Honda, like most other major automakers in Japan and Korea, is still very much invested in fuel cell hydrogen powertrains, which has resulted in little development in battery-powered vehicles.

While the company is apparently not ready to give up on fuel cell, they announced plans to “strengthen the development” of battery vehicles and that they will unveil a new electric vehicle this autumn.

The company made a rare step into the electric vehicle segment in a long time this year with all-electric and plug-in electric versions of its Clarity sedan.

The all-electric Clarity is currently seen as too expensive for its range and it will be difficult for it to compete against vehicles like the Chevy Bolt EV, Tesla Model 3, or even the Hyundai Ioniq or the Nissan Leaf.

As part of its Vision 2030 strategy plan unveiled today, Honda announced an increased research and development effort in electric vehicles and self-driving technology.

They disclosed their timelines for level 4 self-driving for 2025 and level 3 autonomous driving in 2020:

Those timelines are significantly behind most of what the industry has been guiding.

More directly related to electric vehicles, Honda President and CEO Hachigo-san mentioned that they plan to unveil a new battery-powered vehicle by the end of the year.

Hachigo-san said (via AutoExpress):

“We will strengthen the development of fuel cell vehicles as well as battery electric vehicles. In addition to a China-exclusive model scheduled to go on sale in 2018, a dedicated EV model for other regions is under development. We will introduce this model at an auto show this autumn.”

As we recently reported, China-exclusive electric cars are popular with foreign automakers due to the country’s new ZEV mandate, but a new EV platform for other regions is new.

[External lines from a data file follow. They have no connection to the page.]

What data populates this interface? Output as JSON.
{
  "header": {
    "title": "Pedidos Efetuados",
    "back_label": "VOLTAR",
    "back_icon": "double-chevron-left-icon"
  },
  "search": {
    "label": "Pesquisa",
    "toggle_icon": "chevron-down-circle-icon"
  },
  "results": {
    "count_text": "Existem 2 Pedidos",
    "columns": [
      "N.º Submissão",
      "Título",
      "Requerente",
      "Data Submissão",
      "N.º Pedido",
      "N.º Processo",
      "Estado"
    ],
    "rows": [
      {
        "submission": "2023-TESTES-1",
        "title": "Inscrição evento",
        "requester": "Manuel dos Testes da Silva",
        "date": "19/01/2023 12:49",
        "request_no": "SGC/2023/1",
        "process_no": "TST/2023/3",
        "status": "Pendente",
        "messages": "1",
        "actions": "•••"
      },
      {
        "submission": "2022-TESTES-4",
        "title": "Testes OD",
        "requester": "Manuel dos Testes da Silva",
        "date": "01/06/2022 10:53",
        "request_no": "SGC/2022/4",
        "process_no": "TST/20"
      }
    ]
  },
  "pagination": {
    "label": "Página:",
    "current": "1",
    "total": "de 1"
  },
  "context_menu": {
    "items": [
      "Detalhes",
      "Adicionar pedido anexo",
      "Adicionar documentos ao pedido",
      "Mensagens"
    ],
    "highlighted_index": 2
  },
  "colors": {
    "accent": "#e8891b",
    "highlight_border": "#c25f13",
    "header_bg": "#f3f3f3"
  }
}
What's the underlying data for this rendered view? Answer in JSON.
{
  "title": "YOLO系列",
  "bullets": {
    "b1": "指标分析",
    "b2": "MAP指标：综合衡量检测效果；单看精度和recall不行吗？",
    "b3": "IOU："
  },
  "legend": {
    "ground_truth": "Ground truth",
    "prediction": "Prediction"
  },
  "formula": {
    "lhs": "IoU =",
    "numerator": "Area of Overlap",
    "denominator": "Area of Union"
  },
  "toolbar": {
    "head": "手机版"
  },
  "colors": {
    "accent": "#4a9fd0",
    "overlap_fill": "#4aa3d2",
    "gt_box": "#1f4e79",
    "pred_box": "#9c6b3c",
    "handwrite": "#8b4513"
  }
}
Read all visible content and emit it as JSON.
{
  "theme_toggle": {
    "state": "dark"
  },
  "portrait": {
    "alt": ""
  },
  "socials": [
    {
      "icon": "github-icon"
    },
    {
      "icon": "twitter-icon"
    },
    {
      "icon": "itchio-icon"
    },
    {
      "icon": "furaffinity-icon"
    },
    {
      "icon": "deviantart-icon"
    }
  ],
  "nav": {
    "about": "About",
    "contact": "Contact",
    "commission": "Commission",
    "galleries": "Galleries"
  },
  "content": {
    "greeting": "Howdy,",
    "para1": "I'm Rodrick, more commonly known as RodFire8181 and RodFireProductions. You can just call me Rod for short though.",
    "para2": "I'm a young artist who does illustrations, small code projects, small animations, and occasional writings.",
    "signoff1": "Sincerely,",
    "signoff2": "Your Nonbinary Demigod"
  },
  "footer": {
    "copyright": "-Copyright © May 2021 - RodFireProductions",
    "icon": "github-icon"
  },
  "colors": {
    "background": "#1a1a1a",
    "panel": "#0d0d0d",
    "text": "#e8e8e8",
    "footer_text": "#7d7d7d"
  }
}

An auto show this autumn could likely mean Frankfurt Motor Show, where we could get to see this vehicle.

The new EV is expected to have a long range and feature high-speed charging.

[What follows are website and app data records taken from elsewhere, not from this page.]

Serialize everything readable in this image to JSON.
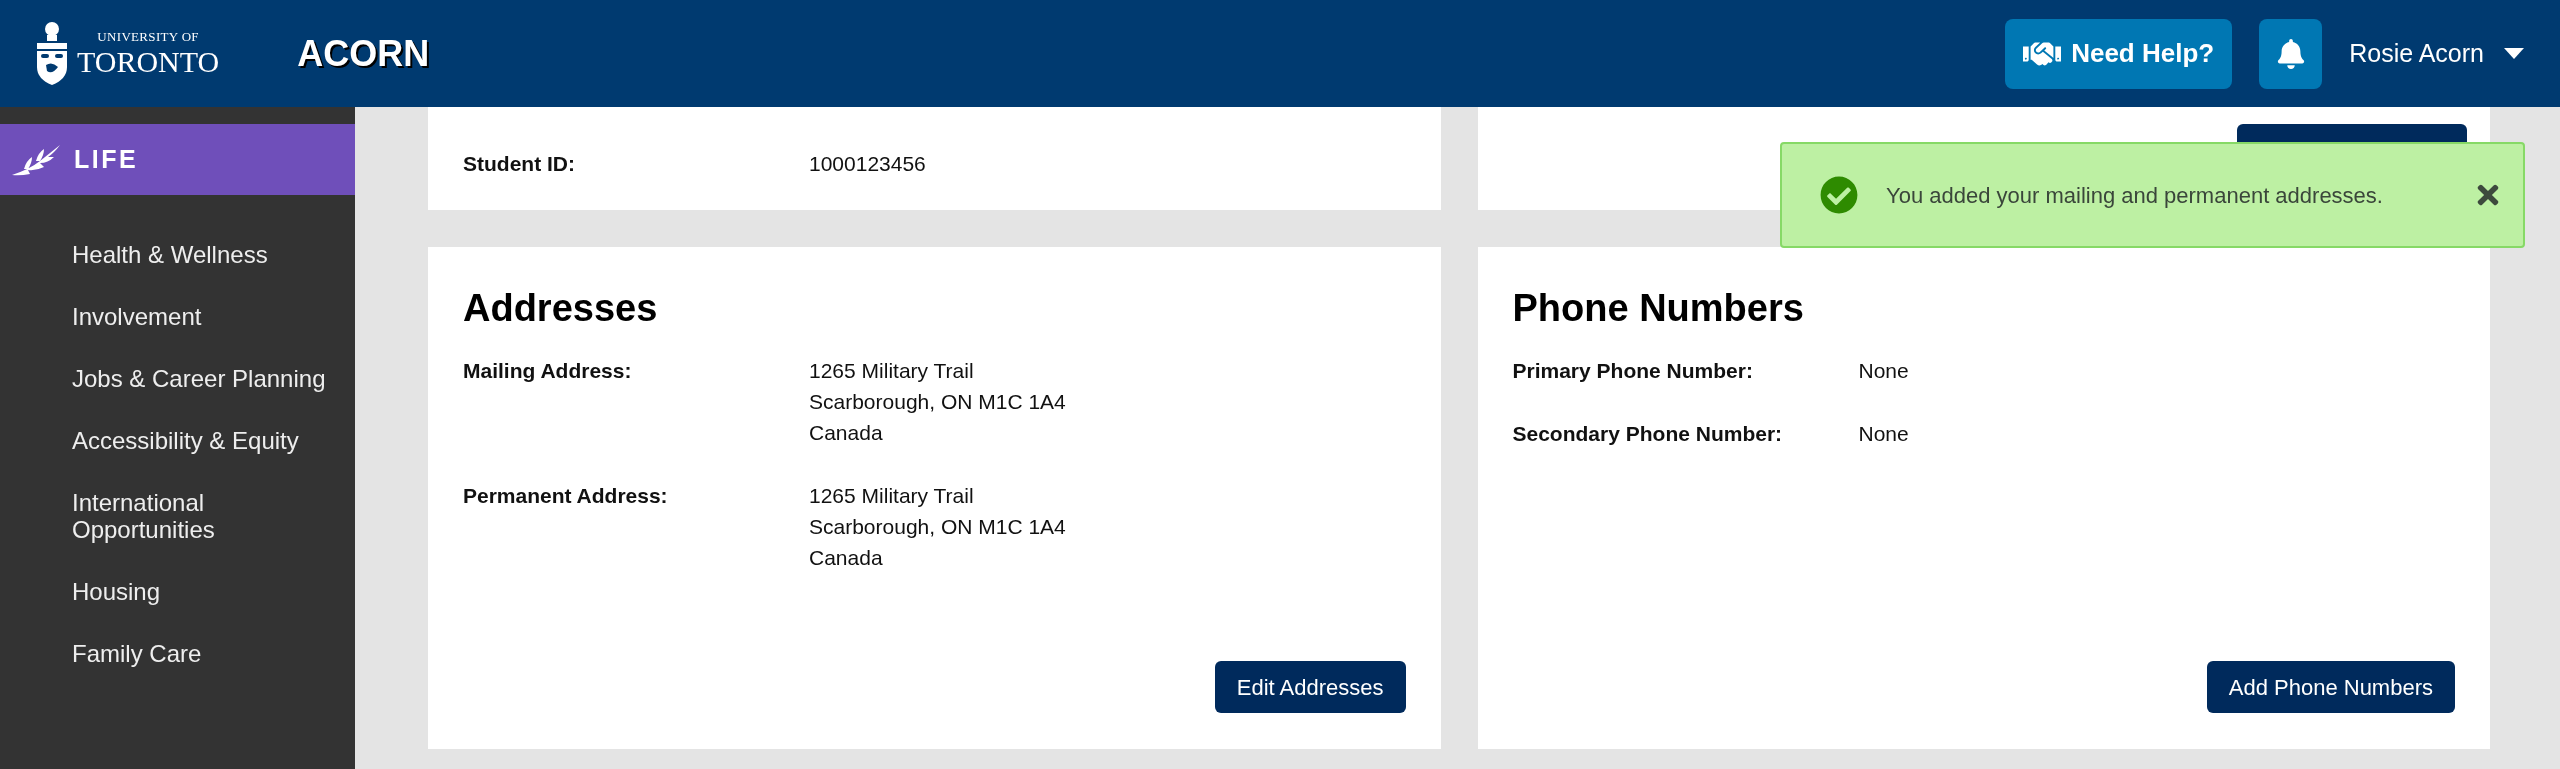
{
  "header": {
    "logo": {
      "line1": "UNIVERSITY OF",
      "line2": "TORONTO"
    },
    "app_title": "ACORN",
    "help_button": "Need Help?",
    "user_menu": "Rosie Acorn"
  },
  "sidebar": {
    "section": {
      "label": "LIFE",
      "selected": true
    },
    "items": [
      {
        "label": "Health & Wellness"
      },
      {
        "label": "Involvement"
      },
      {
        "label": "Jobs & Career Planning"
      },
      {
        "label": "Accessibility & Equity"
      },
      {
        "label": "International Opportunities"
      },
      {
        "label": "Housing"
      },
      {
        "label": "Family Care"
      }
    ]
  },
  "cards": [
    {
      "fields": [
        {
          "label": "Student ID:",
          "value": [
            "1000123456"
          ]
        }
      ]
    },
    {
      "kind": "button-only"
    },
    {
      "title": "Addresses",
      "fields": [
        {
          "label": "Mailing Address:",
          "value": [
            "1265 Military Trail",
            "Scarborough, ON M1C 1A4",
            "Canada"
          ]
        },
        {
          "label": "Permanent Address:",
          "value": [
            "1265 Military Trail",
            "Scarborough, ON M1C 1A4",
            "Canada"
          ]
        }
      ],
      "button": "Edit Addresses"
    },
    {
      "title": "Phone Numbers",
      "fields": [
        {
          "label": "Primary Phone Number:",
          "value": [
            "None"
          ]
        },
        {
          "label": "Secondary Phone Number:",
          "value": [
            "None"
          ]
        }
      ],
      "button": "Add Phone Numbers"
    }
  ],
  "toast": {
    "message": "You added your mailing and permanent addresses.",
    "kind": "success"
  }
}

CEO Hachigo-san also added that he expects that two-thirds of Honda’s global sales to be made up of “electrified vehicles.” The breakdown is even more interesting though: 50% would be hybrids (HEV) and another 15% would consist of plug-in hybrid models (PHEV), all-electric (BEV) and fuel cell vehicles.

We recently shared reports pointing toward most vehicles being entirely powered by batteries around the same time, but Honda considered even hybrids, which are purely powered by gas, to be “electrified vehicles.”